WHAT TO PRODUCE:
The data below is to be returned in full and exactly.

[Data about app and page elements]
..........

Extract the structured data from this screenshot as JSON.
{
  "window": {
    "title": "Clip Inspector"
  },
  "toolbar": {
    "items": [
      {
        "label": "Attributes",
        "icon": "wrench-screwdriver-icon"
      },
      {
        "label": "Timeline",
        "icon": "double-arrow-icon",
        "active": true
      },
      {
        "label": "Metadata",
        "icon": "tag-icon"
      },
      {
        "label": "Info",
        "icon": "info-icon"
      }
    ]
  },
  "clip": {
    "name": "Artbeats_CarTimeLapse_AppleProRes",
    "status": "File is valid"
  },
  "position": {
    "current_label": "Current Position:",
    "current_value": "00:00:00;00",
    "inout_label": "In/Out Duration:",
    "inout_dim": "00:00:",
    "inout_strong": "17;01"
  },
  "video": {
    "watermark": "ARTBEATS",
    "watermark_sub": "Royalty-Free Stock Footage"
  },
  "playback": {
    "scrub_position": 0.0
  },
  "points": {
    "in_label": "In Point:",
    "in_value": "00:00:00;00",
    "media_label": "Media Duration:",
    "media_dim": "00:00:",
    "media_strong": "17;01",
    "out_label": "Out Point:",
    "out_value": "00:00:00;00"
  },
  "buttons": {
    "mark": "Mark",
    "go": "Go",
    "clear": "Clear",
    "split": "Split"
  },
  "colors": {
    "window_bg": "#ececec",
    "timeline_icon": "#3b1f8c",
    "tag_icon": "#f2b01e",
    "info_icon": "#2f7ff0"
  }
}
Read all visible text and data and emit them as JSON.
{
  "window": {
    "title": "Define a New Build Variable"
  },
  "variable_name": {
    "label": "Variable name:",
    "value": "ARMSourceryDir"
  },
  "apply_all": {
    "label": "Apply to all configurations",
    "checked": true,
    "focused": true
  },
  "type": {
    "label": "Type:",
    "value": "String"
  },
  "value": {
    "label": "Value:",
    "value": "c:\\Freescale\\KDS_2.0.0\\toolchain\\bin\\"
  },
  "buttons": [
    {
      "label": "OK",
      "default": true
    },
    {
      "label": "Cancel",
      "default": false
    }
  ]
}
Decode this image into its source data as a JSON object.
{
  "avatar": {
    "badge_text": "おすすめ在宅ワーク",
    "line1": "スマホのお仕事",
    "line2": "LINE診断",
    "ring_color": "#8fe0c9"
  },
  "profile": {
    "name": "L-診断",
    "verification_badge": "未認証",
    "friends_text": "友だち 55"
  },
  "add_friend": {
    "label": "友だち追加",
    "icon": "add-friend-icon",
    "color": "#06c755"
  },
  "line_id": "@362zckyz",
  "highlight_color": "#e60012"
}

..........

SOLVED PROBLEM:
Extract the structured data from this screenshot as JSON.
{
  "window": {
    "title": "Clip Inspector"
  },
  "toolbar": {
    "items": [
      {
        "label": "Attributes",
        "icon": "wrench-screwdriver-icon"
      },
      {
        "label": "Timeline",
        "icon": "double-arrow-icon",
        "active": true
      },
      {
        "label": "Metadata",
        "icon": "tag-icon"
      },
      {
        "label": "Info",
        "icon": "info-icon"
      }
    ]
  },
  "clip": {
    "name": "Artbeats_CarTimeLapse_AppleProRes",
    "status": "File is valid"
  },
  "position": {
    "current_label": "Current Position:",
    "current_value": "00:00:00;00",
    "inout_label": "In/Out Duration:",
    "inout_dim": "00:00:",
    "inout_strong": "17;01"
  },
  "video": {
    "watermark": "ARTBEATS",
    "watermark_sub": "Royalty-Free Stock Footage"
  },
  "playback": {
    "scrub_position": 0.0
  },
  "points": {
    "in_label": "In Point:",
    "in_value": "00:00:00;00",
    "media_label": "Media Duration:",
    "media_dim": "00:00:",
    "media_strong": "17;01",
    "out_label": "Out Point:",
    "out_value": "00:00:00;00"
  },
  "buttons": {
    "mark": "Mark",
    "go": "Go",
    "clear": "Clear",
    "split": "Split"
  },
  "colors": {
    "window_bg": "#ececec",
    "timeline_icon": "#3b1f8c",
    "tag_icon": "#f2b01e",
    "info_icon": "#2f7ff0"
  }
}
Read all visible text and data and emit them as JSON.
{
  "window": {
    "title": "Define a New Build Variable"
  },
  "variable_name": {
    "label": "Variable name:",
    "value": "ARMSourceryDir"
  },
  "apply_all": {
    "label": "Apply to all configurations",
    "checked": true,
    "focused": true
  },
  "type": {
    "label": "Type:",
    "value": "String"
  },
  "value": {
    "label": "Value:",
    "value": "c:\\Freescale\\KDS_2.0.0\\toolchain\\bin\\"
  },
  "buttons": [
    {
      "label": "OK",
      "default": true
    },
    {
      "label": "Cancel",
      "default": false
    }
  ]
}
Decode this image into its source data as a JSON object.
{
  "avatar": {
    "badge_text": "おすすめ在宅ワーク",
    "line1": "スマホのお仕事",
    "line2": "LINE診断",
    "ring_color": "#8fe0c9"
  },
  "profile": {
    "name": "L-診断",
    "verification_badge": "未認証",
    "friends_text": "友だち 55"
  },
  "add_friend": {
    "label": "友だち追加",
    "icon": "add-friend-icon",
    "color": "#06c755"
  },
  "line_id": "@362zckyz",
  "highlight_color": "#e60012"
}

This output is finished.